Recent reports in the head and neck reconstructive surgery literature have reported the benefits of using a SMIF [9, 10]. Depending on the lesion volume that is resected, the SMIF includes the anterior belly of the digastric muscle with or without the mylohyoid muscle. When only the anterior belly of the digastric muscle is sacrificed, the mylohyoid branch of the nerve to the mylohyoid muscle could be preserved. Therefore, the mylohyoid triangle might help surgeons find the nerve to the mylohyoid muscle during separation from the island flap tissue when the mylohyoid muscle is preserved and so that functional preservation of the muscle occurs.
In conclusion, we found that the nerve to mylohyoid muscle is always identified within what we have coined, the mylohyoid triangle in the present study. Although anatomical variations can affect the triangle, such a finding might help surgeons more quickly identify this nerve and avoid any complications associated with its injury.

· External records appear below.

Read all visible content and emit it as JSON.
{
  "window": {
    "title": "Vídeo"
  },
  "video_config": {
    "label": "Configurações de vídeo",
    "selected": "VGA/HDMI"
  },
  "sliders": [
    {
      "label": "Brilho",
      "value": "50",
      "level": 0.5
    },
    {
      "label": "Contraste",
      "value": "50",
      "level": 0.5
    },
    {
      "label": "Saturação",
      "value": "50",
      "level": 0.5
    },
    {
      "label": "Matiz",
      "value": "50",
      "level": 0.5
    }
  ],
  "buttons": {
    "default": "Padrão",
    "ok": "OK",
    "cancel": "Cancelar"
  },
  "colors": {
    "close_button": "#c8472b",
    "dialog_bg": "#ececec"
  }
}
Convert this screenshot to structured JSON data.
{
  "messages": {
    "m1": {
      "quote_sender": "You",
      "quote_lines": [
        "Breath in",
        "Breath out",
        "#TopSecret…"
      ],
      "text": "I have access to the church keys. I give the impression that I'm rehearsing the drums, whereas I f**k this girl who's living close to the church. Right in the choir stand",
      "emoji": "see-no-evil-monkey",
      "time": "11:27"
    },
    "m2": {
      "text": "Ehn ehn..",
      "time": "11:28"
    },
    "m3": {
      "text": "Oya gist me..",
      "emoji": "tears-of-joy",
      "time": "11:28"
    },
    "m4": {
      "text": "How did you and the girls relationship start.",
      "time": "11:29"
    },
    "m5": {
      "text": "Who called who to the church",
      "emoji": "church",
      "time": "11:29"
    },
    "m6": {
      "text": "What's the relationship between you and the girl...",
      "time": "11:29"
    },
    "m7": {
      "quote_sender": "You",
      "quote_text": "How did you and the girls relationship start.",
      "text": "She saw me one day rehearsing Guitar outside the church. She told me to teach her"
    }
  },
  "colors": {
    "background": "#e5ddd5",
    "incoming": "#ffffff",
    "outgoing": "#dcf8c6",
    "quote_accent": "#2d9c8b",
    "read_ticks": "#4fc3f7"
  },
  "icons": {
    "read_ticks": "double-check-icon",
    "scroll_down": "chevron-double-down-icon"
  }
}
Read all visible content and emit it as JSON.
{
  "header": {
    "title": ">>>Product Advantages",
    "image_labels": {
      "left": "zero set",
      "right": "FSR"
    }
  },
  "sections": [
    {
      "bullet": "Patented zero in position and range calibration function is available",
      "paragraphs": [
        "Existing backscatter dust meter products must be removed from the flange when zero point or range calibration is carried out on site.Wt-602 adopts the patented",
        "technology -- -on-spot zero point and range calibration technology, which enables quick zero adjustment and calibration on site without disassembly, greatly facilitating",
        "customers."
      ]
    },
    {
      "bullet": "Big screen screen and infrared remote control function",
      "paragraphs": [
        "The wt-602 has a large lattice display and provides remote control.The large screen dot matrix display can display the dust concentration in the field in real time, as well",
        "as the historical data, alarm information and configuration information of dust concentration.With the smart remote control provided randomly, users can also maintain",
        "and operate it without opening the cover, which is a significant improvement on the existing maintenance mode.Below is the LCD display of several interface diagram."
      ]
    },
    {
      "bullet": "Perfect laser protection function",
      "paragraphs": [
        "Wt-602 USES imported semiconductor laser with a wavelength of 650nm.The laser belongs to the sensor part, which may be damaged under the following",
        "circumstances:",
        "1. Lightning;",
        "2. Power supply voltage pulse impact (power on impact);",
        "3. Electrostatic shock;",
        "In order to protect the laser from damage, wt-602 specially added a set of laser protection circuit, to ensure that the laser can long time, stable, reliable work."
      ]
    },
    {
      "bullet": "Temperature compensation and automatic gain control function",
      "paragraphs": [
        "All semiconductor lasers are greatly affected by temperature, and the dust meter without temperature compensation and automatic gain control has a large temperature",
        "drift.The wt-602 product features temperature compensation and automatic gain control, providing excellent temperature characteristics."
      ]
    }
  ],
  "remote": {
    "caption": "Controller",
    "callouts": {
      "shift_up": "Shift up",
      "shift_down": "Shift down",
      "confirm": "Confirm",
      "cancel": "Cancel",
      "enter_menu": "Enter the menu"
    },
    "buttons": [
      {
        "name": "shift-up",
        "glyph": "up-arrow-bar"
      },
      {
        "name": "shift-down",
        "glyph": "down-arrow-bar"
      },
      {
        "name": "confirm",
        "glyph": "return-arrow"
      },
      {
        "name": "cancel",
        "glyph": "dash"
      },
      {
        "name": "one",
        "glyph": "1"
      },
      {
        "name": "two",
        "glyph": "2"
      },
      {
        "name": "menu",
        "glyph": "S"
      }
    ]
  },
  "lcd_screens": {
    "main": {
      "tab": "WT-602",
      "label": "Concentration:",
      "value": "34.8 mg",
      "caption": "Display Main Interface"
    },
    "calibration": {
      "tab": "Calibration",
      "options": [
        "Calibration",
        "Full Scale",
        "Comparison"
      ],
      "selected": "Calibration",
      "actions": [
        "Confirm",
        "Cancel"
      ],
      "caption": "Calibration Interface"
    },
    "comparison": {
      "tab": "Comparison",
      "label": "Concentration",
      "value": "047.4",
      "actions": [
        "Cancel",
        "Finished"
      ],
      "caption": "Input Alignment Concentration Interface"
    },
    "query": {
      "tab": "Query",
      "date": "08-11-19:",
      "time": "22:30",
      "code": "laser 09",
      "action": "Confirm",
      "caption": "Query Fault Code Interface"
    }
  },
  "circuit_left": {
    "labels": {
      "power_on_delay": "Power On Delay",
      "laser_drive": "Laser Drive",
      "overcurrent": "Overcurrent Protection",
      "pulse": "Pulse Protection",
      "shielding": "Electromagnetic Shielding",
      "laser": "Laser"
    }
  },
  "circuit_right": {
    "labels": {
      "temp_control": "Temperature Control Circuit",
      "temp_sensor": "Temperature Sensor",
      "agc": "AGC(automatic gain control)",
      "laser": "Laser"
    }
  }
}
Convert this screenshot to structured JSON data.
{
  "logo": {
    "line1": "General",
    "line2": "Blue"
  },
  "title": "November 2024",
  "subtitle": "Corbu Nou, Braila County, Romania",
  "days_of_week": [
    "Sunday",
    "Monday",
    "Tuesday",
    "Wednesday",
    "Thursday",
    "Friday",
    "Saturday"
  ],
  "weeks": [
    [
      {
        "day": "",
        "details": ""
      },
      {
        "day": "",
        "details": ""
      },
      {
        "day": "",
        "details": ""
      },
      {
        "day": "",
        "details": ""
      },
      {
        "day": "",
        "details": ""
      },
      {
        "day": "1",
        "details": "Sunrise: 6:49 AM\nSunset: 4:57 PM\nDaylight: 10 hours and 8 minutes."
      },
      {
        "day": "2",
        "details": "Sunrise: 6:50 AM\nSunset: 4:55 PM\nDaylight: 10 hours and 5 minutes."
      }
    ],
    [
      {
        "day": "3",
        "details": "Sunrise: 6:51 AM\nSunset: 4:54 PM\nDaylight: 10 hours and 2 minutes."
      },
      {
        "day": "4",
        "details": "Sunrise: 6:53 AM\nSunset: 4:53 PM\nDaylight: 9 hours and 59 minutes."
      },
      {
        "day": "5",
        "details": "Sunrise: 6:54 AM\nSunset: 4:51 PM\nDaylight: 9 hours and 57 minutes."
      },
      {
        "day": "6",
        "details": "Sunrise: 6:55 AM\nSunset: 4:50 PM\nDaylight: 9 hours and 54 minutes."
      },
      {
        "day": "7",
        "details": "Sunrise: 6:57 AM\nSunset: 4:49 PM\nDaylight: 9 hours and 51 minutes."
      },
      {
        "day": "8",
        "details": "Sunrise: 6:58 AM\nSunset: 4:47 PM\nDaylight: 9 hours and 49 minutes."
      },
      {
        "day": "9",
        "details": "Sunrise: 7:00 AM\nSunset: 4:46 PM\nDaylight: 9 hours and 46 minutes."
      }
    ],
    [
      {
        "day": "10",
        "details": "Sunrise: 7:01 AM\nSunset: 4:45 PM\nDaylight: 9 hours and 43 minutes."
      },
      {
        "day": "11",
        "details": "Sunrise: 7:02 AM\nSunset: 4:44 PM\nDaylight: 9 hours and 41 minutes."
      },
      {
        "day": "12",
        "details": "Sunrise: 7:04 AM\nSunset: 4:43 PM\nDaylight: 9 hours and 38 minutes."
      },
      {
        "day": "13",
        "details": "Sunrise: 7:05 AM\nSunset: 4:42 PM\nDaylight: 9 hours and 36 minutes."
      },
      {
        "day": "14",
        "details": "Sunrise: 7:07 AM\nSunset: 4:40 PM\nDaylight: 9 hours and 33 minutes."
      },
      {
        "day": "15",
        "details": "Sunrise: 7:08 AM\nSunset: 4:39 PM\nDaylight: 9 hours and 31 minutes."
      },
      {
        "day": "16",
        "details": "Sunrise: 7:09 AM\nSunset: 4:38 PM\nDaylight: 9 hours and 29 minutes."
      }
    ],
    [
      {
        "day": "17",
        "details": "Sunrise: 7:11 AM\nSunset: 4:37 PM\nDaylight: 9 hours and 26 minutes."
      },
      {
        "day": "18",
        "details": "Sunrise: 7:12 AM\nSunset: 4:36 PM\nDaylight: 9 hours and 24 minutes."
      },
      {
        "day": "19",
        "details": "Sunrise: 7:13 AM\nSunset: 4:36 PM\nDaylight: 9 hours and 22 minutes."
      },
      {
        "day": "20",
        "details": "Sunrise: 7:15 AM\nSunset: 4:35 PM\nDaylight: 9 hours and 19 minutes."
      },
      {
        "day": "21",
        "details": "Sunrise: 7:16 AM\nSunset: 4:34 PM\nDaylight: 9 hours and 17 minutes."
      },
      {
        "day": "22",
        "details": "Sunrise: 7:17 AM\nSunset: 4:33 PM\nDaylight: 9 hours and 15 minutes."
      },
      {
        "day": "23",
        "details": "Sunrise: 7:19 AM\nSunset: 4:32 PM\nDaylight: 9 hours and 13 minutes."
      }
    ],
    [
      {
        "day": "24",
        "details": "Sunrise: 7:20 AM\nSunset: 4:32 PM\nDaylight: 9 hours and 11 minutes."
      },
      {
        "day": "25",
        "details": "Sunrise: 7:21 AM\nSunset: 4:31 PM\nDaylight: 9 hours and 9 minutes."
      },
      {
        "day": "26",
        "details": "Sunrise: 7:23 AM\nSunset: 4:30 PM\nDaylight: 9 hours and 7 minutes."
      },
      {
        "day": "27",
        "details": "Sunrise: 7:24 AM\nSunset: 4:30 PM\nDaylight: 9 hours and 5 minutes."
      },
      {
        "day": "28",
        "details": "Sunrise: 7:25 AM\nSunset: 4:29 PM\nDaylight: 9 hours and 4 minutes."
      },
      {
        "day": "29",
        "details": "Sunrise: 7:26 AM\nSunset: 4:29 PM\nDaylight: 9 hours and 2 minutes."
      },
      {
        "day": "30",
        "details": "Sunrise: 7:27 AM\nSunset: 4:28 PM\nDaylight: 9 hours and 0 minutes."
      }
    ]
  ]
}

The authors sincerely thank those who donated their bodies to science so that anatomical research could be performed. Results from such research can potentially increase mankind’s overall knowledge that can then improve patient care. Therefore, these donors and their families deserve our highest gratitude [
Conceptualization: RST, JI. Data acquisition: RST, JI. Data analysis or interpretation: JI, HJK, GW. Drafting of the manuscript: JI, KO, YH. Critical revision of the manuscript: SI, RST. Approval of the final version of the manuscript: all authors.
No potential conflict of interest relevant to this article was reported.